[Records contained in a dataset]
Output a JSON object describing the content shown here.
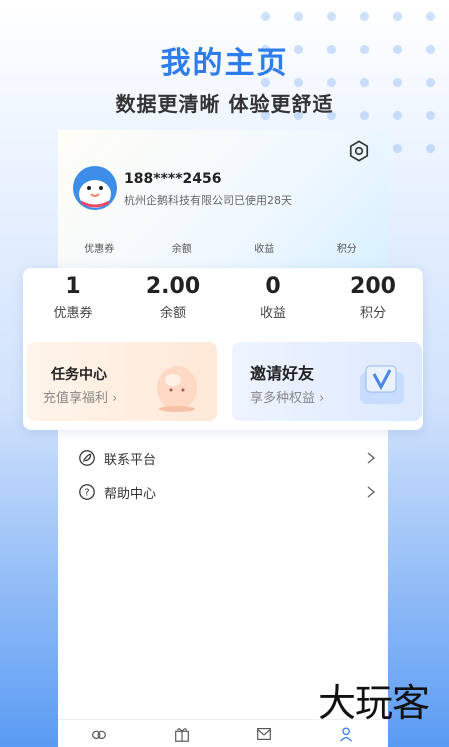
{
  "promo": {
    "title": "我的主页",
    "subtitle": "数据更清晰 体验更舒适"
  },
  "profile": {
    "phone": "188****2456",
    "company_line": "杭州企鹅科技有限公司已使用28天"
  },
  "mini_stats": [
    "优惠券",
    "余额",
    "收益",
    "积分"
  ],
  "stats": [
    {
      "value": "1",
      "label": "优惠券"
    },
    {
      "value": "2.00",
      "label": "余额"
    },
    {
      "value": "0",
      "label": "收益"
    },
    {
      "value": "200",
      "label": "积分"
    }
  ],
  "task_card": {
    "title": "任务中心",
    "subtitle": "充值享福利 ›"
  },
  "invite_card": {
    "title": "邀请好友",
    "subtitle": "享多种权益 ›"
  },
  "menu": [
    {
      "label": "联系平台",
      "icon": "leaf-icon"
    },
    {
      "label": "帮助中心",
      "icon": "question-icon"
    }
  ],
  "tabs": [
    "home-icon",
    "gift-icon",
    "mail-icon",
    "profile-icon"
  ],
  "watermark": "大玩客",
  "colors": {
    "accent": "#2d7cf0",
    "avatar": "#3d8ee9"
  }
}
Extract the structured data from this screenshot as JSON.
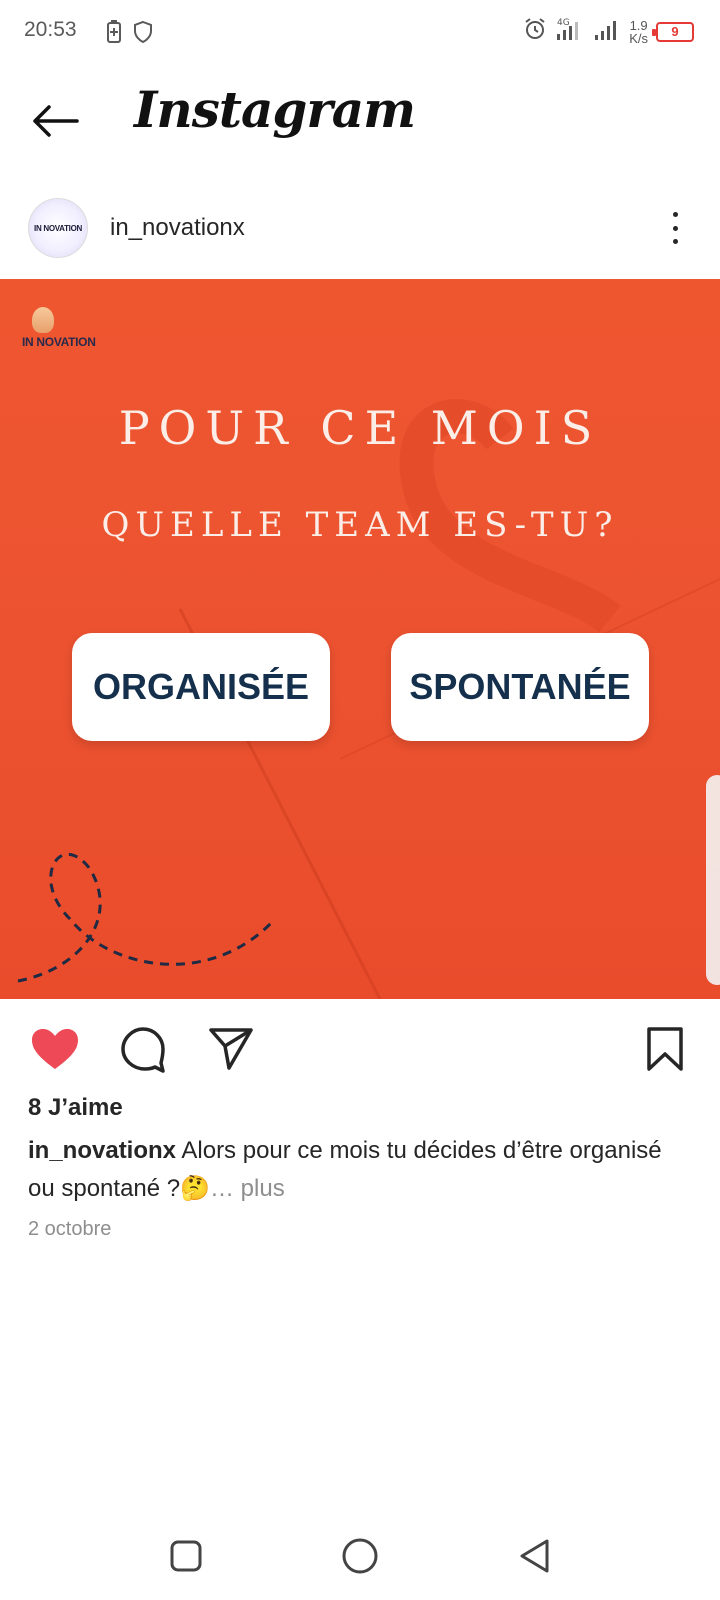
{
  "status_bar": {
    "time": "20:53",
    "net_speed_value": "1.9",
    "net_speed_unit": "K/s",
    "network_label": "4G",
    "battery_level": "9"
  },
  "header": {
    "title": "Instagram",
    "back_icon": "arrow-left-icon"
  },
  "post": {
    "avatar_text": "IN NOVATION",
    "username": "in_novationx",
    "image": {
      "brand": "IN NOVATION",
      "headline_1": "POUR CE MOIS",
      "headline_2": "QUELLE TEAM ES-TU?",
      "option_1": "ORGANISÉE",
      "option_2": "SPONTANÉE",
      "background_color": "#ee5630",
      "button_text_color": "#15304c"
    },
    "actions": {
      "like_icon": "heart-filled-icon",
      "comment_icon": "comment-icon",
      "share_icon": "send-icon",
      "save_icon": "bookmark-icon",
      "liked": true,
      "like_color": "#ed4956"
    },
    "likes_text": "8 J’aime",
    "caption_user": "in_novationx",
    "caption_text": " Alors pour ce mois tu décides d’être organisé ou spontané ?🤔",
    "caption_more": "… plus",
    "date": "2 octobre"
  },
  "navbar": {
    "recents_icon": "square-icon",
    "home_icon": "circle-icon",
    "back_icon": "triangle-back-icon"
  }
}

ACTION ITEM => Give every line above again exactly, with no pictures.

YOUR RESPONSE =>
Output a JSON object describing the content shown here.
{
  "promo": {
    "title": "我的主页",
    "subtitle": "数据更清晰 体验更舒适"
  },
  "profile": {
    "phone": "188****2456",
    "company_line": "杭州企鹅科技有限公司已使用28天"
  },
  "mini_stats": [
    "优惠券",
    "余额",
    "收益",
    "积分"
  ],
  "stats": [
    {
      "value": "1",
      "label": "优惠券"
    },
    {
      "value": "2.00",
      "label": "余额"
    },
    {
      "value": "0",
      "label": "收益"
    },
    {
      "value": "200",
      "label": "积分"
    }
  ],
  "task_card": {
    "title": "任务中心",
    "subtitle": "充值享福利 ›"
  },
  "invite_card": {
    "title": "邀请好友",
    "subtitle": "享多种权益 ›"
  },
  "menu": [
    {
      "label": "联系平台",
      "icon": "leaf-icon"
    },
    {
      "label": "帮助中心",
      "icon": "question-icon"
    }
  ],
  "tabs": [
    "home-icon",
    "gift-icon",
    "mail-icon",
    "profile-icon"
  ],
  "watermark": "大玩客",
  "colors": {
    "accent": "#2d7cf0",
    "avatar": "#3d8ee9"
  }
}
Extract the structured data from this screenshot as JSON.
{
  "status_bar": {
    "time": "20:53",
    "net_speed_value": "1.9",
    "net_speed_unit": "K/s",
    "network_label": "4G",
    "battery_level": "9"
  },
  "header": {
    "title": "Instagram",
    "back_icon": "arrow-left-icon"
  },
  "post": {
    "avatar_text": "IN NOVATION",
    "username": "in_novationx",
    "image": {
      "brand": "IN NOVATION",
      "headline_1": "POUR CE MOIS",
      "headline_2": "QUELLE TEAM ES-TU?",
      "option_1": "ORGANISÉE",
      "option_2": "SPONTANÉE",
      "background_color": "#ee5630",
      "button_text_color": "#15304c"
    },
    "actions": {
      "like_icon": "heart-filled-icon",
      "comment_icon": "comment-icon",
      "share_icon": "send-icon",
      "save_icon": "bookmark-icon",
      "liked": true,
      "like_color": "#ed4956"
    },
    "likes_text": "8 J’aime",
    "caption_user": "in_novationx",
    "caption_text": " Alors pour ce mois tu décides d’être organisé ou spontané ?🤔",
    "caption_more": "… plus",
    "date": "2 octobre"
  },
  "navbar": {
    "recents_icon": "square-icon",
    "home_icon": "circle-icon",
    "back_icon": "triangle-back-icon"
  }
}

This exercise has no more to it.